• UBL Invoice used by the Danish Govt.

– February to April 2005, more than one million invoices exchanged.

– Estimated savings 94 million Euro annually.

• UBL Invoice used by the Swedish Govt.

– Announced September 2005.

• Small Business Subset

–       Simple implementation guide for SMEs.


Work Plan for UBL 2.0

• Extended library.

–       Extended Procurement Process (Europe).

–       Transportation Process Documents (Asia).

–       Electronic Catalogue process (Europe).

• Improved library.

–       Improve architecture.

–       Better document engineering.

• Aligning with UN/CEFACT projects.

Core Component Type library.


• Release early 2006.



• The basic idea of document exchange has changed very little.

• Using documents as interfaces allows for loosely coupled business processes.

• Some new business models are only document exchanges.

• The real challenge is understanding what the content of documents mean.

• Interoperability requires that parties can exchange information and use the information they exchange.

• The best way to support interoperability is to engineer equivalent conceptual models.

• Document Engineering comprises of a set of analysis and design techniques that yield meaningful models of document exchanges.

• Document exchanges for businesses follow common patterns.

• Interoperability requires all members of a trading community to understand common patterns of document syntax and semantics.
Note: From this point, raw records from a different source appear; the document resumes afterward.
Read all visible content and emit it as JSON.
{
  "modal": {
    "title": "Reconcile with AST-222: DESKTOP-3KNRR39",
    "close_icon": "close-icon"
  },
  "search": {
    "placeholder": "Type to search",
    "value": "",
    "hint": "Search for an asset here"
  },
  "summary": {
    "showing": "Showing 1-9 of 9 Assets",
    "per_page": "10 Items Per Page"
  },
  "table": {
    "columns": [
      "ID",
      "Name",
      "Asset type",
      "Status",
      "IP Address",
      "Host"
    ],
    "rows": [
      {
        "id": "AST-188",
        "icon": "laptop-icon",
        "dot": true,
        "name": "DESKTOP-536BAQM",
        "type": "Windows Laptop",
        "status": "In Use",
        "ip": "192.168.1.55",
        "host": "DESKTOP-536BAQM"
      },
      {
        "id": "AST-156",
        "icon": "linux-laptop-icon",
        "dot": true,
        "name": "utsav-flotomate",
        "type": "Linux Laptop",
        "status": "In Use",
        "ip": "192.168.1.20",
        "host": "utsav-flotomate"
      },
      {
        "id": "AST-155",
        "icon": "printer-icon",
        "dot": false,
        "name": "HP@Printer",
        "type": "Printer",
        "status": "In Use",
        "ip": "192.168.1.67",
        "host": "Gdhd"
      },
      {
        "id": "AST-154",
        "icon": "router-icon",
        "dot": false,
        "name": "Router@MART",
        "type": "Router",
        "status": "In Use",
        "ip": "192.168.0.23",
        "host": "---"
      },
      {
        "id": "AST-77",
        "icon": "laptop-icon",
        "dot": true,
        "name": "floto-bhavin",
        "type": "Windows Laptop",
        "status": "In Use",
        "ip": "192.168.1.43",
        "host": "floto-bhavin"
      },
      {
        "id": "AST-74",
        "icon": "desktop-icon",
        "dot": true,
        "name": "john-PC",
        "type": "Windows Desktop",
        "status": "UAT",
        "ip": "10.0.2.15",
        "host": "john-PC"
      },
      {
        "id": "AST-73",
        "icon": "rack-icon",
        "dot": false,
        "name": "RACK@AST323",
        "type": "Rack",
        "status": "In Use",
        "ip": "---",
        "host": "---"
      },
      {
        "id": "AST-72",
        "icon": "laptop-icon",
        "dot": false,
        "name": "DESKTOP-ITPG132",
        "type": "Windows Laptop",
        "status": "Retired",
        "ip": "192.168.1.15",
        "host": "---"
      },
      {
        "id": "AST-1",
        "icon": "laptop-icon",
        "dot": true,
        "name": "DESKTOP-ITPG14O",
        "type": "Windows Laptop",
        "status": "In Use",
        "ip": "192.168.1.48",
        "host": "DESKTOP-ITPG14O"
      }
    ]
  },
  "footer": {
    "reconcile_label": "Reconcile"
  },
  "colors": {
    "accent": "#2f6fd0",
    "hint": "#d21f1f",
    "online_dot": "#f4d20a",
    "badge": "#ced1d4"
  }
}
• The Universal Business Language is an international, royalty free library of electronic business documents patterns